When Jeremiah penned this warning from God, Judah was facing punishment for her sins (“Shall I not punish them for these things? says the Lord,” Jeremiah 5:29). This passage gives us insight into God’s great displeasure with false teaching and religious oppression. Devastating and horrible things were happening in Judah, because false prophets were speaking lies in the name of God (Jeremiah 14:14). Yet, God’s people “loved to have it so.” The priests, who should have taught the people to be holy before the Lord, seized power for themselves at the expense of the people. And still, God’s people loved to have it so. In the end, they did not escape God’s judgment. Even now, some Christians are content to be deceived by false teachers.
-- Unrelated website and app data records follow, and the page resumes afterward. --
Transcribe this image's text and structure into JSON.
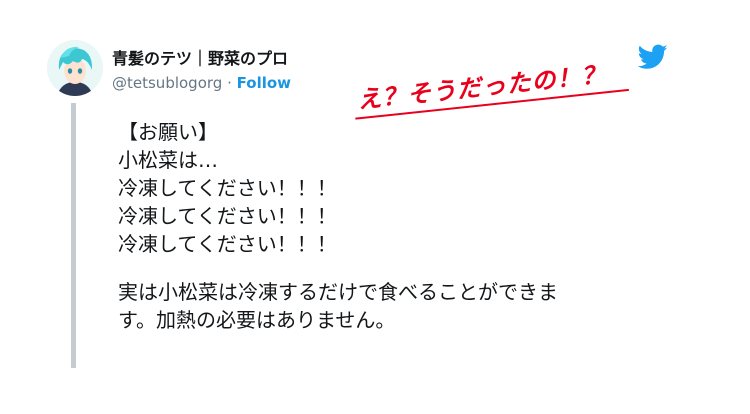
{
  "tweet": {
    "display_name": "青髪のテツ｜野菜のプロ",
    "handle": "@tetsublogorg",
    "separator": " · ",
    "follow_label": "Follow",
    "body_lines": [
      "【お願い】",
      "小松菜は…",
      "冷凍してください！！！",
      "冷凍してください！！！",
      "冷凍してください！！！"
    ],
    "body_paragraph_lines": [
      "実は小松菜は冷凍するだけで食べることができま",
      "す。加熱の必要はありません。"
    ]
  },
  "annotation": {
    "text": "え？そうだったの！？",
    "color": "#e8001c"
  },
  "colors": {
    "brand_blue": "#1da1f2",
    "follow_blue": "#1b95e0",
    "thread_line": "#c4cbd1"
  },
  "icons": {
    "avatar": "avatar-image",
    "brand": "twitter-bird-icon"
  }
}
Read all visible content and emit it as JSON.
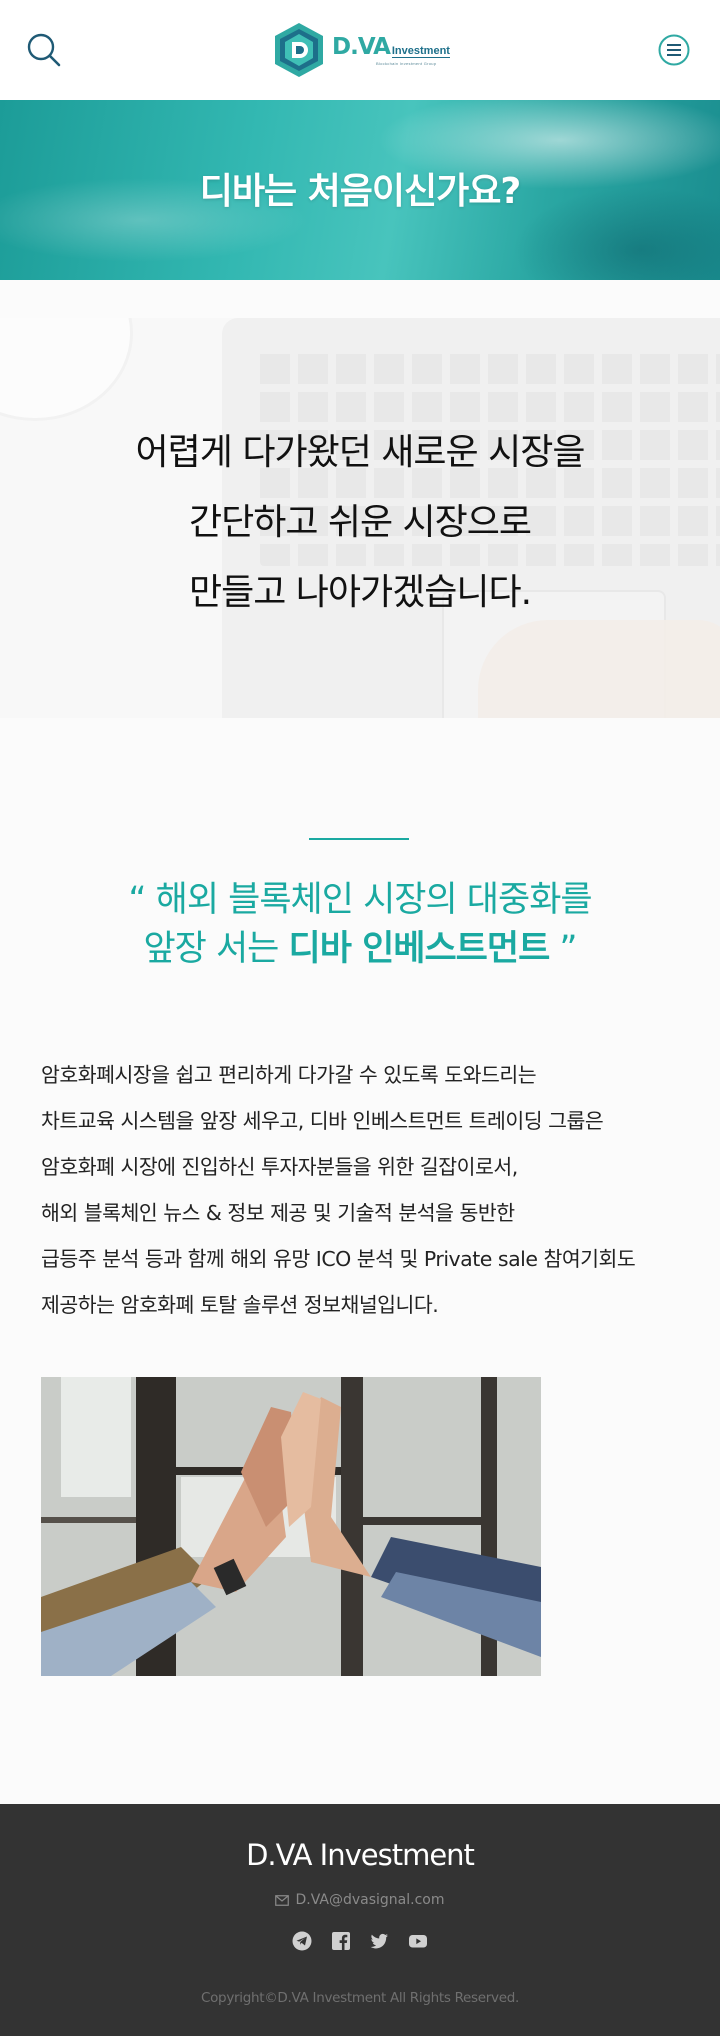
{
  "header": {
    "logo": {
      "brand": "D.VA",
      "suffix": "Investment",
      "tagline": "Blockchain Investment Group"
    },
    "icons": {
      "search": "search-icon",
      "menu": "menu-icon"
    },
    "colors": {
      "brand_teal": "#2fa9a3",
      "brand_navy": "#1d6f8a"
    }
  },
  "banner": {
    "title": "디바는 처음이신가요?"
  },
  "hero": {
    "lines": [
      "어렵게 다가왔던 새로운 시장을",
      "간단하고 쉬운 시장으로",
      "만들고 나아가겠습니다."
    ]
  },
  "intro": {
    "quote_line1": "“ 해외 블록체인 시장의 대중화를",
    "quote_line2_prefix": "앞장 서는 ",
    "quote_line2_bold": "디바 인베스트먼트",
    "quote_line2_suffix": " ”",
    "paragraph": [
      "암호화폐시장을 쉽고 편리하게 다가갈 수 있도록 도와드리는",
      "차트교육 시스템을 앞장 세우고, 디바 인베스트먼트 트레이딩 그룹은",
      "암호화폐 시장에 진입하신 투자자분들을 위한 길잡이로서,",
      "해외 블록체인 뉴스 & 정보 제공 및 기술적 분석을 동반한",
      "급등주 분석 등과 함께 해외 유망 ICO 분석 및 Private sale 참여기회도",
      "제공하는 암호화폐 토탈 솔루션 정보채널입니다."
    ],
    "accent_color": "#1aa9a1"
  },
  "footer": {
    "brand": "D.VA Investment",
    "email": "D.VA@dvasignal.com",
    "copyright": "Copyright©D.VA Investment All Rights Reserved.",
    "socials": [
      "telegram-icon",
      "facebook-icon",
      "twitter-icon",
      "youtube-icon"
    ],
    "background": "#333333"
  }
}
Instead of following God’s word, they are willing to be ruled over by the tyranny of human wisdom. Why? Perhaps, because it has always been easier to run with the crowd to do evil than to stand up and stand against unscriptural teaching and immoral practices (Exodus 23:2). God sees false teaching and unholy conduct as devastating and horrible things, that bring destruction upon those who “love to have it so.” May we resolve never to love what God hates (Psalm 97:10; Romans 12:9).
11 And He Himself gave some to be apostles, some prophets, some evangelists, and some pastors and teachers, (Ephesians 4:11, NKJV)
After Christ defeated sin at the cross, and death by His resurrection, He ascended to heaven, sat down at the right hand of God, and “gave gifts to men” (Ephesians 4:7-10). These gifts are enumerated for us in verse 11. These gifts, both inspired (apostles and prophet) and uninspired (evangelists, pastors, teachers), constitute 1) the revelation of the gospel of Christ from heaven to earth, and 2) its proclamation to the whole world. Inspired men received revelation from God, and with confirming miracles, by inspiration they “spoke as they were moved by the Holy Spirit” (Hebrews 2:3-4; 2 Peter 1:21). Evangelists preach the same word of God (2 Timothy 4:2-5). Pastors “tend the flock” among them, feeding the local church the same word (1 Peter 5:1-2; Acts 14:23; 20:28). Faithful teachers teach the same word to others (2 Timothy 2:2). If we fail to value Bible teaching and learning, we fail to honor and benefit from these gifts Christ which Christ gave the world; gifts that are for our salvation, our spiritual strength, our service and our unity as we grow in Christ. Tomorrow, we will explore the reasons for these gifts, as we consider Ephesians 4:12-13.
67 Now his father Zacharias was filled with the Holy Spirit, and prophesied, saying: 68 “Blessed is the Lord God of Israel, for He has visited and redeemed His people,69 And has raised up a horn of salvation for us in the house of His servant David” (Luke 1:67–69, NKJV)
This inspired proclamation by the father of John the baptizer aptly depicts the prophetic concepts of the Messiah which God “spoke by the mouth of His holy prophets” (Lk. 1:70). First, Messiah would visit mankind doing God’s work (v. 68). The work accomplished by Christ Jesus is the work of God Himself (Isa. 61:1-2; Lk. 4:16-21). Second, the coming Messiah was prophetically associated with salvation (v. 69; Isa. 53:11-12). Christ Jesus is the Savior who brings mercy and the remission of sins (v. 71, 72, 77). Third, the coming Messiah would be regal, a king of the house of David (v. 69; Psa. 2:6; Lk. 1:32-33). Christ Jesus is King, and possesses all authority. He subdues His enemies and He is served by His people with reverence, holiness and righteousness (Lk. 1:74-75; Heb. 1:8-9). God’s prophets foretold of the coming Messiah. John announced His arrival (Lk. 1:76; 3:1-6). Jesus of Nazareth is the Christ. He is Immanuel (God with us), who saves and who reigns today. He is our Hope and our Salvation: “Nor is there salvation in any other, for there is no other name under heaven given among men by which we must be saved” (Acts 4:12).